03 Jan Check out these 12 inspirational stories from 2015
via The Washington Post
The Syrian refugee crisis, the Charleston church shooting, the Russian plane bombing, the Paris and San Bernardino terror attacks, and the ugly presidential political discourse. There are a lot of reasons to be glad to say goodbye to 2015.
But, even in the face of all that tragedy and hurt, the best of humanity still shined.
This was Inspired Life’s inaugural year, providing a platform to capture stories that share one commonality: They give us hope. Hope for our own lives, for others and for the world.
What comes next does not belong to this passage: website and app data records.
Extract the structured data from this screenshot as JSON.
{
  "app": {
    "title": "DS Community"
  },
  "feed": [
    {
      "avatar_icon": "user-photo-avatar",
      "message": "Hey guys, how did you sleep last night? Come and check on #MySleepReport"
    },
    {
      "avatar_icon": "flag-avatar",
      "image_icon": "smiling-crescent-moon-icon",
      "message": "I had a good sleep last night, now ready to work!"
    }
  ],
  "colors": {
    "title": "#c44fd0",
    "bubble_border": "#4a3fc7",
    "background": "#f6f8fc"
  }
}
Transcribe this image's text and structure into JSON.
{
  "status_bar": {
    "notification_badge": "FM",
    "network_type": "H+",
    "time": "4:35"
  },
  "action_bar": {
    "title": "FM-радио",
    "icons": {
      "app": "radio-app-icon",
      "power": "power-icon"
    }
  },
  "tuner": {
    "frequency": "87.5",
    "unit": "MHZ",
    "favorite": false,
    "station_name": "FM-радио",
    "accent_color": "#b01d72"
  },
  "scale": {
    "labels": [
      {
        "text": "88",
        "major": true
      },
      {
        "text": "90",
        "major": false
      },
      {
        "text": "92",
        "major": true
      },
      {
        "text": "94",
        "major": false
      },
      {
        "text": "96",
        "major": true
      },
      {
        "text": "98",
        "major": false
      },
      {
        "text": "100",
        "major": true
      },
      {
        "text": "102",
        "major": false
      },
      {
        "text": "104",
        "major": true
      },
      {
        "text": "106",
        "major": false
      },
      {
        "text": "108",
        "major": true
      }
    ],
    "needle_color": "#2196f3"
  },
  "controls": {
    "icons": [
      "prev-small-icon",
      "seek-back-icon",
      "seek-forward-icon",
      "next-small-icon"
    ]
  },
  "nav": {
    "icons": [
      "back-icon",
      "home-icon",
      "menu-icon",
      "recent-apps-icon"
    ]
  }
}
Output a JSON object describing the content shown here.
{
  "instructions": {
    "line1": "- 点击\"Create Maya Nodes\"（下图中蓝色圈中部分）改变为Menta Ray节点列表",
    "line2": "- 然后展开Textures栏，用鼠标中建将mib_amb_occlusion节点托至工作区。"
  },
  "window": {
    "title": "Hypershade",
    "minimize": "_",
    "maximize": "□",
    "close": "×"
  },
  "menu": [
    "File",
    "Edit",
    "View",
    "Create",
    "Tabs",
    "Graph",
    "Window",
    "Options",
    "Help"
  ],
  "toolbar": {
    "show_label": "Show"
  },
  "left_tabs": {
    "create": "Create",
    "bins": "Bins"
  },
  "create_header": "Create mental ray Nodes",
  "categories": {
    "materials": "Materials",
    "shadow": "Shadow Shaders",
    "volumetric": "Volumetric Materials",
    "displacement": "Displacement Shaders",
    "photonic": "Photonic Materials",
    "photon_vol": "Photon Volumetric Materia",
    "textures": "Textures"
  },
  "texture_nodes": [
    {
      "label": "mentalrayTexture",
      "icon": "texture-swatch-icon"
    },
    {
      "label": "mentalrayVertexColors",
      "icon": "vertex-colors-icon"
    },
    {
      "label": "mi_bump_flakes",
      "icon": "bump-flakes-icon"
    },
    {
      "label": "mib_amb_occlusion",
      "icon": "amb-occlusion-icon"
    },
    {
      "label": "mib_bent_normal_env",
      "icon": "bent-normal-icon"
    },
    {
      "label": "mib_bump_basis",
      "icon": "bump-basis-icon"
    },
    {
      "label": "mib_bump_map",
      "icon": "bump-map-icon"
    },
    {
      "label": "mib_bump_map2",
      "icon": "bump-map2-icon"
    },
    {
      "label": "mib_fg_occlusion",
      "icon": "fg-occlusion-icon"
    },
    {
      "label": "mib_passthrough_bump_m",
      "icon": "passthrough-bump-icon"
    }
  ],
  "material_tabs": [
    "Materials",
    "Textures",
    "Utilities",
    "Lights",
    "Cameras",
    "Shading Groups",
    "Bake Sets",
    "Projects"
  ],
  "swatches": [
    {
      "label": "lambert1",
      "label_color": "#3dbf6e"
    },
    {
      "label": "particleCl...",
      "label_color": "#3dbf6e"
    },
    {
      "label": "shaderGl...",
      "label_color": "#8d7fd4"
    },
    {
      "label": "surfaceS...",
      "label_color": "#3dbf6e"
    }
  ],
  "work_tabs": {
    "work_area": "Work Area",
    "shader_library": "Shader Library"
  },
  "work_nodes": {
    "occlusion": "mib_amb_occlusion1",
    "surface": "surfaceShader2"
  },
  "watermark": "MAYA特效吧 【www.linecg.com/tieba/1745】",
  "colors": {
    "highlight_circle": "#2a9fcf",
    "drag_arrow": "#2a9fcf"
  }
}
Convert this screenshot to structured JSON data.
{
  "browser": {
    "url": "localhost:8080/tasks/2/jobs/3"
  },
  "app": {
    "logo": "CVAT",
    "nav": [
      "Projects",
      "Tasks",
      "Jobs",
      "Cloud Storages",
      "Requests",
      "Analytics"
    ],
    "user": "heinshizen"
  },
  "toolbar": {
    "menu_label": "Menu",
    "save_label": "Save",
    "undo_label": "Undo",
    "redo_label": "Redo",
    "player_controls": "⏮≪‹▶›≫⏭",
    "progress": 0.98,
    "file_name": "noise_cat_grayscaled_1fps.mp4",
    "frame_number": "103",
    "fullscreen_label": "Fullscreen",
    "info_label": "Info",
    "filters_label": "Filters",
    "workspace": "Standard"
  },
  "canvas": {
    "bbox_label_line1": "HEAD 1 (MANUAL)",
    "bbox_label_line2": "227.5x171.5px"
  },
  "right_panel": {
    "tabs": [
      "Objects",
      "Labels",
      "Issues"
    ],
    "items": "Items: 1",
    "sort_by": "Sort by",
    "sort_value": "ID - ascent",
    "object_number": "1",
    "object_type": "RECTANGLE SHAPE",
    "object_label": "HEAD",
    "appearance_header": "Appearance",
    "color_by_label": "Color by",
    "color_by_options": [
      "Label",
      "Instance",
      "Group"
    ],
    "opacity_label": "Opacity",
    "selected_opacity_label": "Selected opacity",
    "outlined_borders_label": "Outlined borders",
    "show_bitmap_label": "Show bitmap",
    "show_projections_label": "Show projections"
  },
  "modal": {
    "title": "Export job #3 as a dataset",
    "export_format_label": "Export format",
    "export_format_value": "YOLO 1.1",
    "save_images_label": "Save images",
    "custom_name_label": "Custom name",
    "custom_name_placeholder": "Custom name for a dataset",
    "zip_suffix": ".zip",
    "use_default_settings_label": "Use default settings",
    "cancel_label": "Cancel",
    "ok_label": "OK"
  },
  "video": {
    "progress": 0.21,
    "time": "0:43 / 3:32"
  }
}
Sometimes that was exhibited in people simply trying to better themselves. Other times by someone sharing a personal experience that could help others going through a similar situation feel less alone.
There are always people searching for solutions to improve the lives of others. There are selfless, heroic acts both big and small.
As we start the new year, we know 2016 won’t be devoid of heartache, disappointment and evil. But we can find comfort in knowing there will always be more good people doing extraordinary things.
These are 12 stories we published this year that resonated:
1. A Stanford neurosurgeon’s parting wisdom on life before dying
Paul Kalanithi, a 37-year-old father, reflected on how he measured time differently after his cancer diagnosis. He died in March, several days before the Washington Post published his article.
“With little to distinguish one day from the next, time began to feel static. In English, we use the word time in different ways, “the time is 2:45” versus “I’m going through a tough time.” Time began to feel less like the ticking clock, and more like the state of being. Languor settled in. Focused in the OR, the position of the clock’s hands might seem arbitrary, but never meaningless. Now the time of day meant nothing, the day of the week scarcely more so.”
2. Harvard neuroscientist: Meditation not only reduces stress, here’s how it changes your brain
Regular meditation can actually alter the brain, neuroscientist Sara Lazar discovered. People that practiced regularly had “more gray matter in the frontal cortex, which is associated with working memory and executive decision making.”
In a second study, a group who had never meditated before were put through an eight-week mindfulness-based stress reduction program. Several regions of their brains thickened, while “the amygdala, the fight or flight part of the brain which is important for anxiety, fear and stress in general” got smaller.
3. The surprisingly simple way Utah solved chronic homelessness and saved millions
The state decided to tackle its homelessness program head on by placing people living on the streets in permanent housing.
“In 2005, Utah had nearly 1,932 chronically homeless. By 2014, that number had dropped 72 percent to 539. Today, explained Gordon Walker, the director of the state Housing and Community Development Division, the state is “approaching a functional zero.”
…keep reading for more inspirational stories HERE